*Work to complete:* In the data below, how many lines include the word "name"? Give only the number.

━━━━━ Data extracts ━━━━━

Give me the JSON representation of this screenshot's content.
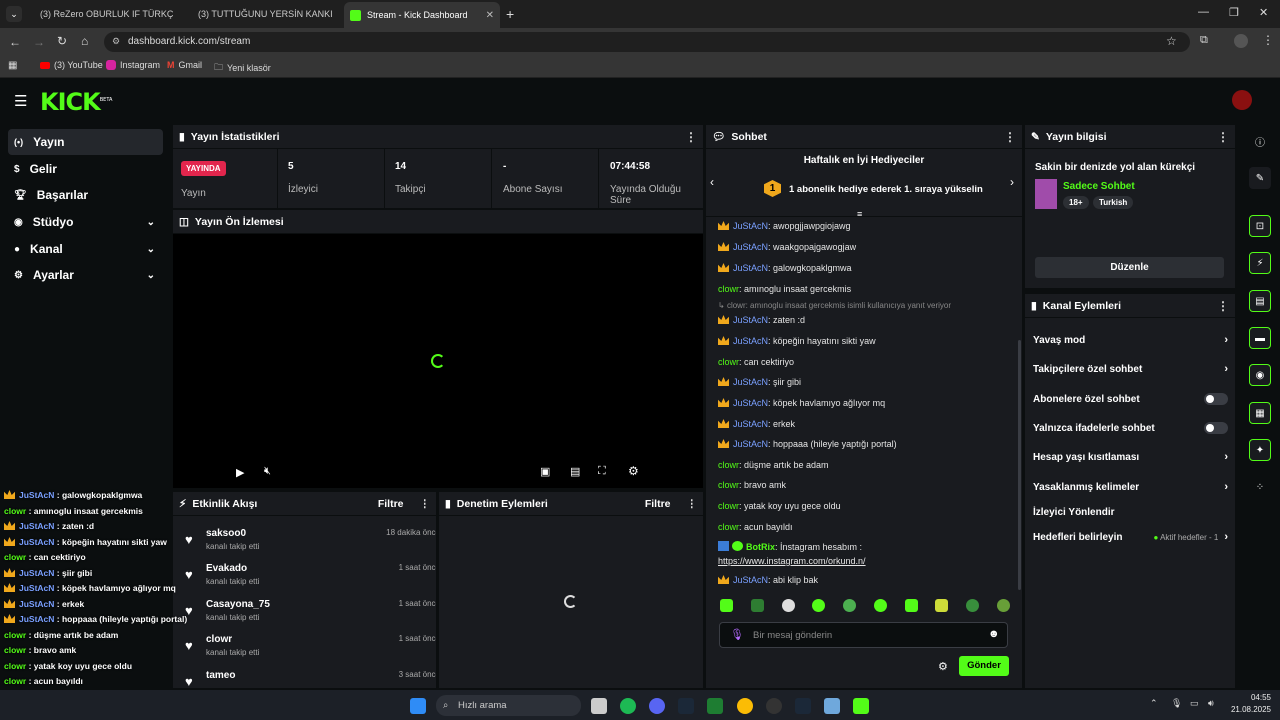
{
  "browser": {
    "tabs": [
      {
        "title": "(3) ReZero OBURLUK IF TÜRKÇ",
        "icon": "youtube-icon"
      },
      {
        "title": "(3) TUTTUĞUNU YERSİN KANKI",
        "icon": "youtube-icon"
      },
      {
        "title": "Stream - Kick Dashboard",
        "icon": "kick-icon"
      }
    ],
    "url": "dashboard.kick.com/stream",
    "bookmarks": [
      "(3) YouTube",
      "Instagram",
      "Gmail",
      "Yeni klasör"
    ]
  },
  "kick": {
    "logo": "KICK",
    "logo_tag": "BETA"
  },
  "sidebar": {
    "items": [
      {
        "label": "Yayın",
        "icon": "broadcast-icon"
      },
      {
        "label": "Gelir",
        "icon": "money-icon"
      },
      {
        "label": "Başarılar",
        "icon": "trophy-icon"
      },
      {
        "label": "Stüdyo",
        "icon": "camera-icon"
      },
      {
        "label": "Kanal",
        "icon": "user-icon"
      },
      {
        "label": "Ayarlar",
        "icon": "gear-icon"
      }
    ]
  },
  "stats": {
    "title": "Yayın İstatistikleri",
    "status_badge": "YAYINDA",
    "status_label": "Yayın",
    "viewers": "5",
    "viewers_label": "İzleyici",
    "followers": "14",
    "followers_label": "Takipçi",
    "subs": "-",
    "subs_label": "Abone Sayısı",
    "duration": "07:44:58",
    "duration_label": "Yayında Olduğu Süre"
  },
  "preview": {
    "title": "Yayın Ön İzlemesi"
  },
  "activity": {
    "title": "Etkinlik Akışı",
    "filter": "Filtre",
    "items": [
      {
        "name": "saksoo0",
        "sub": "kanalı takip etti",
        "time": "18 dakika önce"
      },
      {
        "name": "Evakado",
        "sub": "kanalı takip etti",
        "time": "1 saat önce"
      },
      {
        "name": "Casayona_75",
        "sub": "kanalı takip etti",
        "time": "1 saat önce"
      },
      {
        "name": "clowr",
        "sub": "kanalı takip etti",
        "time": "1 saat önce"
      },
      {
        "name": "tameo",
        "sub": "",
        "time": "3 saat önce"
      }
    ]
  },
  "moderation": {
    "title": "Denetim Eylemleri",
    "filter": "Filtre"
  },
  "chat": {
    "title": "Sohbet",
    "gifters_title": "Haftalık en İyi Hediyeciler",
    "gifters_rank": "1",
    "gifters_text": "1 abonelik hediye ederek 1. sıraya yükselin",
    "reply_note": "clowr: amınoglu insaat gercekmis isimli kullanıcıya yanıt veriyor",
    "messages": [
      {
        "user": "JuStAcN",
        "text": ": awopgjjawpgiojawg",
        "badge": true
      },
      {
        "user": "JuStAcN",
        "text": ": waakgopajgawogjaw",
        "badge": true
      },
      {
        "user": "JuStAcN",
        "text": ": galowgkopaklgmwa",
        "badge": true
      },
      {
        "user": "clowr",
        "text": ": amınoglu insaat gercekmis",
        "badge": false
      },
      {
        "user": "JuStAcN",
        "text": ": zaten :d",
        "badge": true
      },
      {
        "user": "JuStAcN",
        "text": ": köpeğin hayatını sikti yaw",
        "badge": true
      },
      {
        "user": "clowr",
        "text": ": can cektiriyo",
        "badge": false
      },
      {
        "user": "JuStAcN",
        "text": ": şiir gibi",
        "badge": true
      },
      {
        "user": "JuStAcN",
        "text": ": köpek havlamıyo ağlıyor mq",
        "badge": true
      },
      {
        "user": "JuStAcN",
        "text": ": erkek",
        "badge": true
      },
      {
        "user": "JuStAcN",
        "text": ": hoppaaa (hileyle yaptığı portal)",
        "badge": true
      },
      {
        "user": "clowr",
        "text": ": düşme artık be adam",
        "badge": false
      },
      {
        "user": "clowr",
        "text": ": bravo amk",
        "badge": false
      },
      {
        "user": "clowr",
        "text": ": yatak koy uyu gece oldu",
        "badge": false
      },
      {
        "user": "clowr",
        "text": ": acun bayıldı",
        "badge": false
      }
    ],
    "bot_user": "BotRix",
    "bot_text": ": İnstagram hesabım :",
    "bot_link": "https://www.instagram.com/orkund.n/",
    "last_user": "JuStAcN",
    "last_text": ": abi klip bak",
    "input_placeholder": "Bir mesaj gönderin",
    "send": "Gönder"
  },
  "stream_info": {
    "title": "Yayın bilgisi",
    "stream_title": "Sakin bir denizde yol alan kürekçi",
    "category": "Sadece Sohbet",
    "tags": [
      "18+",
      "Turkish"
    ],
    "edit": "Düzenle"
  },
  "channel_actions": {
    "title": "Kanal Eylemleri",
    "items": [
      {
        "label": "Yavaş mod",
        "type": "chevron"
      },
      {
        "label": "Takipçilere özel sohbet",
        "type": "chevron"
      },
      {
        "label": "Abonelere özel sohbet",
        "type": "toggle"
      },
      {
        "label": "Yalnızca ifadelerle sohbet",
        "type": "toggle"
      },
      {
        "label": "Hesap yaşı kısıtlaması",
        "type": "chevron"
      },
      {
        "label": "Yasaklanmış kelimeler",
        "type": "chevron"
      },
      {
        "label": "İzleyici Yönlendir",
        "type": "none"
      },
      {
        "label": "Hedefleri belirleyin",
        "type": "goal"
      }
    ],
    "goal_text": "Aktif hedefler - 1"
  },
  "overlay_chat": [
    {
      "user": "JuStAcN",
      "text": " : galowgkopaklgmwa"
    },
    {
      "user": "clowr",
      "text": " : amınoglu insaat gercekmis"
    },
    {
      "user": "JuStAcN",
      "text": " : zaten :d"
    },
    {
      "user": "JuStAcN",
      "text": " : köpeğin hayatını sikti yaw"
    },
    {
      "user": "clowr",
      "text": " : can cektiriyo"
    },
    {
      "user": "JuStAcN",
      "text": " : şiir gibi"
    },
    {
      "user": "JuStAcN",
      "text": " : köpek havlamıyo ağlıyor mq"
    },
    {
      "user": "JuStAcN",
      "text": " : erkek"
    },
    {
      "user": "JuStAcN",
      "text": " : hoppaaa (hileyle yaptığı portal)"
    },
    {
      "user": "clowr",
      "text": " : düşme artık be adam"
    },
    {
      "user": "clowr",
      "text": " : bravo amk"
    },
    {
      "user": "clowr",
      "text": " : yatak koy uyu gece oldu"
    },
    {
      "user": "clowr",
      "text": " : acun bayıldı"
    },
    {
      "user": "BotRix",
      "text": " : İnstagram hesabım : https://www.instagram.com/orkund.n/"
    },
    {
      "user": "JuStAcN",
      "text": " : abi klip bak"
    }
  ],
  "taskbar": {
    "search": "Hızlı arama",
    "time": "04:55",
    "date": "21.08.2025"
  },
  "colors": {
    "brand": "#53fc18",
    "live": "#e2264d",
    "panel": "#191b1f",
    "bg": "#0b0e0f"
  }
}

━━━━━

*Solution for this exercise:* 5